The UAW agreed to cuts at GM, Chrysler and Ford. The details are hazy because they have to be voted on by the membership before the union will discuss them. But my sources tell me it will reduce the number of skilled trades people in UAW plants, and the Wall Street Journal reports it will include lower supplemental unemployment benefits. The union is still arguing over taking stock for its VEBA payments.
Hidden deep in the viability plan it submitted to Congress (full plans available for download here), Chrysler had pictures of what its next-generation 300 and Grand Cherokee will look like. Autoblog is running these photos. The Grand Cherokee looks new and modern but the 300C looks like a mild facelift on a car that’s already been in the market for over 5 years.
You know, the sky may be falling everywhere else but not in Brazil. Nissan will eliminate 20,000 jobs globally by 2010, but WardsAuto.com reports the company will not be cutting anything from its operations in Brazil (subscription required). Two new products it has are the Frontier SUV in its joint venture plant with Renault and its flex-fuel Liniva MVP.

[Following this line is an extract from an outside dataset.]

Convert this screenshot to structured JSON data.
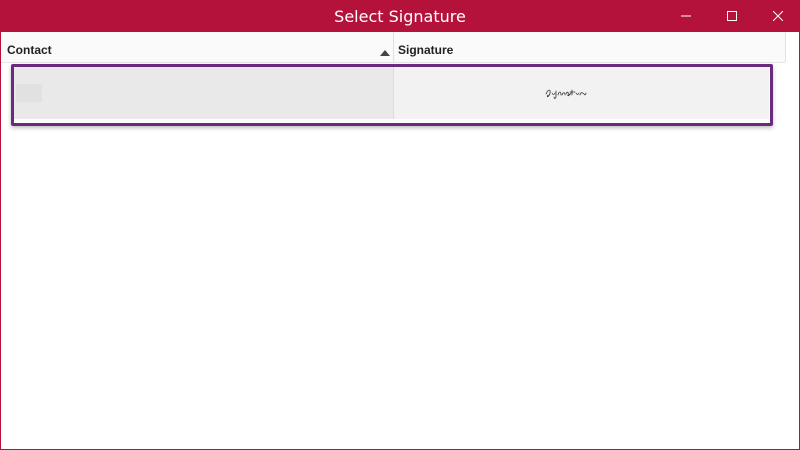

In other Nissan news, the company claims its electric vehicle due late next year will have a 100 mile range running on pure battery power. The car will seat five and will be about the same size as the Sentra or Versa and will be initially made in Japan but will also get built it at its Tennessee plant in the future. And in other EV news, Ford received $55 million in tax credits through the Michigan Advanced Battery Credits. The law is designed to encourage companies to invest in electric vehicle engineering and automotive battery research in Michigan. Earlier this year Ford announced it plans to bring four electric vehicles to market by 2012.

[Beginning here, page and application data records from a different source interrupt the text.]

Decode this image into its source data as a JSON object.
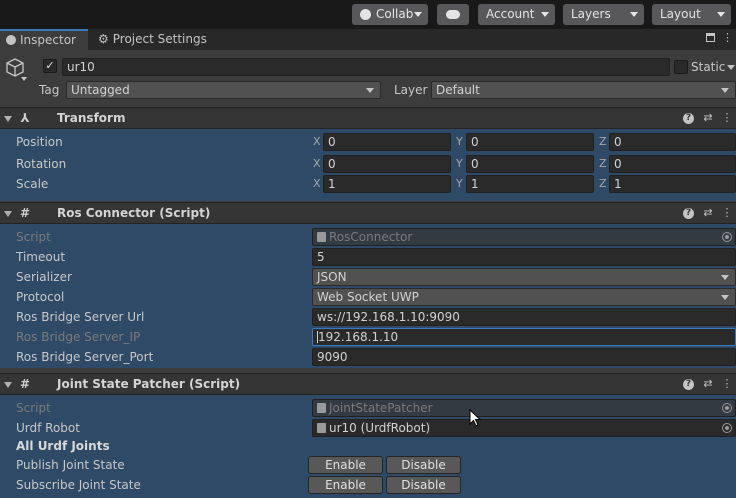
{
  "toolbar": {
    "collab_label": "Collab",
    "account_label": "Account",
    "layers_label": "Layers",
    "layout_label": "Layout"
  },
  "tabs": {
    "inspector": "Inspector",
    "project_settings": "Project Settings"
  },
  "gameobject": {
    "name": "ur10",
    "static_label": "Static",
    "tag_label": "Tag",
    "tag_value": "Untagged",
    "layer_label": "Layer",
    "layer_value": "Default"
  },
  "transform": {
    "title": "Transform",
    "rows": [
      {
        "label": "Position",
        "x": "0",
        "y": "0",
        "z": "0"
      },
      {
        "label": "Rotation",
        "x": "0",
        "y": "0",
        "z": "0"
      },
      {
        "label": "Scale",
        "x": "1",
        "y": "1",
        "z": "1"
      }
    ],
    "axis_x": "X",
    "axis_y": "Y",
    "axis_z": "Z"
  },
  "ros_connector": {
    "title": "Ros Connector (Script)",
    "script_label": "Script",
    "script_value": "RosConnector",
    "timeout_label": "Timeout",
    "timeout_value": "5",
    "serializer_label": "Serializer",
    "serializer_value": "JSON",
    "protocol_label": "Protocol",
    "protocol_value": "Web Socket UWP",
    "url_label": "Ros Bridge Server Url",
    "url_value": "ws://192.168.1.10:9090",
    "ip_label": "Ros Bridge Server_IP",
    "ip_value": "192.168.1.10",
    "port_label": "Ros Bridge Server_Port",
    "port_value": "9090"
  },
  "joint_state": {
    "title": "Joint State Patcher (Script)",
    "script_label": "Script",
    "script_value": "JointStatePatcher",
    "robot_label": "Urdf Robot",
    "robot_value": "ur10 (UrdfRobot)",
    "all_joints_label": "All Urdf Joints",
    "publish_label": "Publish Joint State",
    "subscribe_label": "Subscribe Joint State",
    "enable_label": "Enable",
    "disable_label": "Disable"
  },
  "colors": {
    "accent": "#3a79bb",
    "selection_bg": "#2e4a66"
  }
}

Coming up next, it’s time for You Said It!
And now it’s time for some of your feedback.
This is “You Said It!” Every day we get dozens of comments and questions from you, our viewers. “You Said It!” gives me a chance to respond.

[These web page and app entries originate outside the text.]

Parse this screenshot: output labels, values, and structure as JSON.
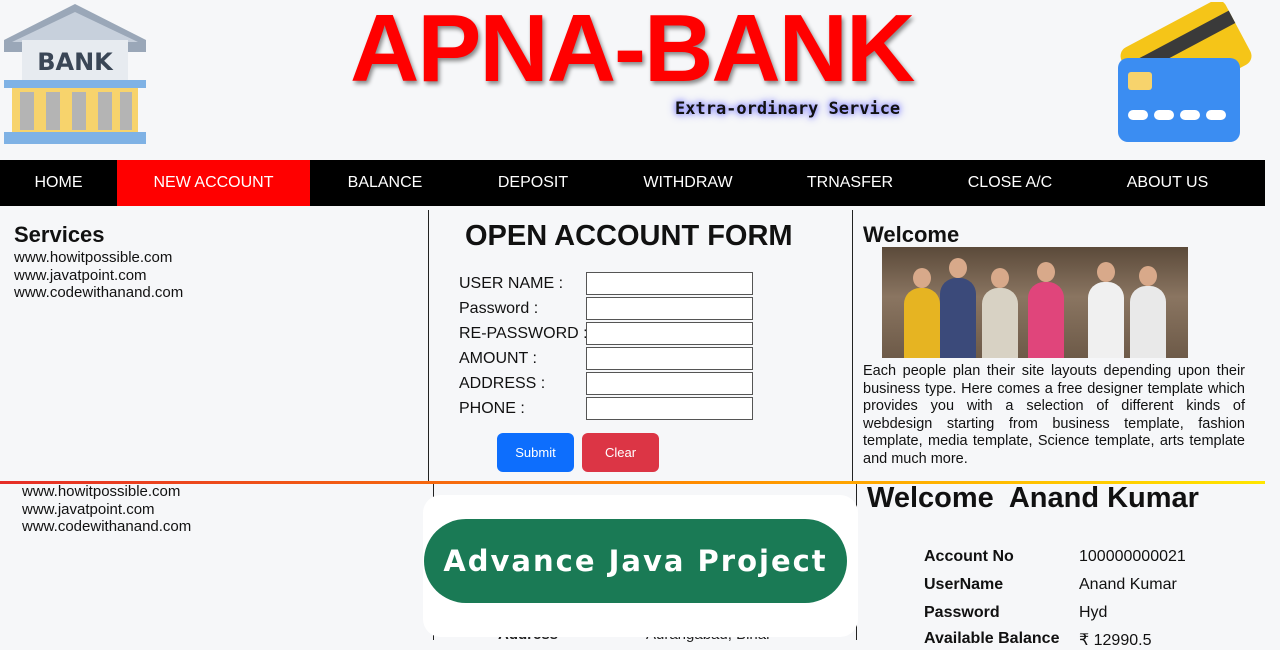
{
  "header": {
    "bank_logo_text": "BANK",
    "brand_title": "APNA-BANK",
    "tagline": "Extra-ordinary Service"
  },
  "nav": {
    "items": [
      {
        "label": "HOME"
      },
      {
        "label": "NEW ACCOUNT"
      },
      {
        "label": "BALANCE"
      },
      {
        "label": "DEPOSIT"
      },
      {
        "label": "WITHDRAW"
      },
      {
        "label": "TRNASFER"
      },
      {
        "label": "CLOSE A/C"
      },
      {
        "label": "ABOUT US"
      }
    ],
    "active": "NEW ACCOUNT",
    "active_color": "#ff0000"
  },
  "services": {
    "title": "Services",
    "links": [
      "www.howitpossible.com",
      "www.javatpoint.com",
      "www.codewithanand.com"
    ]
  },
  "form": {
    "title": "OPEN ACCOUNT FORM",
    "fields": [
      {
        "label": "USER NAME :",
        "value": ""
      },
      {
        "label": "Password :",
        "value": ""
      },
      {
        "label": "RE-PASSWORD :",
        "value": ""
      },
      {
        "label": "AMOUNT :",
        "value": ""
      },
      {
        "label": "ADDRESS :",
        "value": ""
      },
      {
        "label": "PHONE :",
        "value": ""
      }
    ],
    "submit_label": "Submit",
    "clear_label": "Clear"
  },
  "welcome": {
    "title": "Welcome",
    "text": "Each people plan their site layouts depending upon their business type. Here comes a free designer template which provides you with a selection of different kinds of webdesign starting from business template, fashion template, media template, Science template, arts template and much more."
  },
  "lower": {
    "links": [
      "www.howitpossible.com",
      "www.javatpoint.com",
      "www.codewithanand.com"
    ],
    "overlay_label": "Advance Java Project",
    "overlay_color": "#1a7a55",
    "clipped_address_label": "Address",
    "clipped_address_value": "Aurangabad, Bihar",
    "welcome_user": "Welcome  Anand Kumar",
    "account": [
      {
        "key": "Account No",
        "value": "100000000021"
      },
      {
        "key": "UserName",
        "value": "Anand Kumar"
      },
      {
        "key": "Password",
        "value": "Hyd"
      },
      {
        "key": "Available Balance",
        "value": "₹ 12990.5"
      }
    ]
  }
}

Joe Brooks, from Accu-Shape Die Cutting, writes: “We have suffered 18 customer bankruptcies. My question to you is how can ANY of the automotive makers file for Chapter 11 since no one would likely “loan” them money in their current condition? If they could get that kind of financing, they would not have to go into bankruptcy in the first place.”
Good point Joe. But the Obama Administration has indicated it would provide what they call debtor-in-possession financing, if GM or Chrysler has to go into Chapter 11 to restructure.
Tom Geauvreau, from Windsor, Ontario, says: “I was a kinda amused about the Hofmeister Kink styling feature on BMW cars. Consider if you will the 1952 Nash Ambassador and later the 1956 “basket handle” AMC Rambler. I wouldn’t be willing to say that this design feature started with Nash, but at least it was earlier than BMW.”
Tom thanks for pointing that out. You’re right, that kink did not start with BMW, but I guess they get credit for sticking with it for nearly half a century.
Tim Achterhoff from RC Productions wrote in to say “As I was driving to work this morning in single digit Michigan temps, I wondered where the interior heat would come from in an electric car. Maybe a propane heater? I guess they don’t worry about those problems in California.”
Well Tom, it can get pretty cold in lots of places in California. But to answer your question, it will use an electric heater. But the beauty of it is you can warm up your plug-in while it’s still plugged in. That way the batteries don’t have to take a big hit to heat up the car. Same goes for the air conditioning.
Don’t forget that all this week you can enter for your chance to win the book Italdesign: Thirty Years on the Road by Luca Ciferri. All you have to do is sign-up for our free e-mail newsletter. I’ll be picking the winner Friday on “Autoline Daily” so sign-up today!
And remember that tomorrow we have our live webcast at noon discussing all the details about GM and Chrysler’s viability plans. You can join the discussion with my panel of experts tomorrow at noon eastern time, and 1700 hours GMT.
Thanks for watching, we’ll see you tomorrow.